Would Russia be another possible leg in the NPD’s financial stool? The party wrote to Vladimir Putin praising Pussy Riot’s jailing in November 2013; in turn, the nationalistic Rodina (“Homeland”) Party invited Voigt to St. Petersburg for its 2015 gathering of right-wing fringe groups. “Putin gave Le Pen’s Front National €40 million credit for their campaign,” Voigt points out, referring to the money the French National Front loaned from a Russian bank. He hasn’t asked the Kremlin for funding just yet. “You don’t put your hand straight out for money on the first meeting. That’s a bit rough.”

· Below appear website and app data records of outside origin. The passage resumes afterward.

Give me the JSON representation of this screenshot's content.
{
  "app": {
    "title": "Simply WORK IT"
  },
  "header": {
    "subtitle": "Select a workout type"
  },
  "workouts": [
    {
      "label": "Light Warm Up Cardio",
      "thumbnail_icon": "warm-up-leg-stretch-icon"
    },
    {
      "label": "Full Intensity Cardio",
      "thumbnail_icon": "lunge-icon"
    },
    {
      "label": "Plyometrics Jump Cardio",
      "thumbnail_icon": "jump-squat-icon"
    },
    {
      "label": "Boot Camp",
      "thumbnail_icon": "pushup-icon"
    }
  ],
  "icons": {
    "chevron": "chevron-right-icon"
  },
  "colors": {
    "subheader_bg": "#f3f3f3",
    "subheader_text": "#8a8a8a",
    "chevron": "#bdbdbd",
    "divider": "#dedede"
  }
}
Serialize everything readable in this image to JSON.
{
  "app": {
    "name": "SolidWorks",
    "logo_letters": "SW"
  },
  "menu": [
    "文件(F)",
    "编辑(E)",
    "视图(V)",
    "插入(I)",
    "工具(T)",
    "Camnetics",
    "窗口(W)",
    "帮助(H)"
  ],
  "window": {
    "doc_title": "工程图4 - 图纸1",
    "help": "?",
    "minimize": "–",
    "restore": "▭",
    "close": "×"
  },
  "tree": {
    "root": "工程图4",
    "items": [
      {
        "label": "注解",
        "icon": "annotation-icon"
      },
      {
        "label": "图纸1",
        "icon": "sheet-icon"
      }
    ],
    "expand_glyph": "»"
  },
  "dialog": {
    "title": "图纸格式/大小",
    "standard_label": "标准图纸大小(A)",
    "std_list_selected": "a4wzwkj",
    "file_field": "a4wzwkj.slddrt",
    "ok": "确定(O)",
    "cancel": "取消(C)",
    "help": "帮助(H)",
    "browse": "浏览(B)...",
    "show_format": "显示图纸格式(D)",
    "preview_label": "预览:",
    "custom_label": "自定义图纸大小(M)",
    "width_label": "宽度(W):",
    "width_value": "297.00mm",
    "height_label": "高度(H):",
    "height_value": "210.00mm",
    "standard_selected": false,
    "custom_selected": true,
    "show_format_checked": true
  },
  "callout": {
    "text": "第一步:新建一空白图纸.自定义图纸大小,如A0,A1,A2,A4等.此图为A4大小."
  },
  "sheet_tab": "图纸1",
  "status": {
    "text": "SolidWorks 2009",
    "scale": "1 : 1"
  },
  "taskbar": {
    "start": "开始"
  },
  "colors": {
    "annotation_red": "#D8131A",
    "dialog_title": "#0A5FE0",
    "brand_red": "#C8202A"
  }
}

The NPD’s prospects for the 2017 election are grim – especially here in Berlin, where the party was disqualified from the all-vital “second vote” for preferred parties on a technicality: they submitted their candidates a month too early. “A tough blow. We’ve lost 10,000 NPD party-preferred second votes in Hellersdorf alone,” says Voigt.
NPD direct candidates will still appear on ballots in Lichtenberg and Marzahn-Hellersdorf, however, meaning you’ll see their posters on the streets of those far-eastern boroughs. Alongside Luther and Bach, one placard depicts a blonde-haired, blue-eyed woman refusing an advance with the provocative slogan: “Hands off, Nafri!” The slur refers to North Africans – a favourite scapegoat of far-right groups since the 2016 New Year’s Eve events in Cologne, and one of the party’s prime targets this year. “Seventy to 100 million Africans are expected to flood Europe in the near future. Germany’s patriotic star will rise again to put a stop to this multikulti madness,” says Voigt. Overall, the former chairman’s mood is upbeat. He is optimistic that the “vacuum cleaner effect” of the Alternative für Deutschland (AfD) on the NPD’s support base won’t last, pointing out that the AfD’s cracks are beginning to show. Frauke Petry’s denunciation of Thuringia deputy leader Björn Höcke for his Holocaust comments (and writing in praise of the NPD under a pseudonym) split the populist party wide open along Germany’s far-right fault line. Voigt predicts that as the AfD collapses, NPD members will march into the Bundestag in his lifetime. “There is only one alternative for Germany – the NPD.”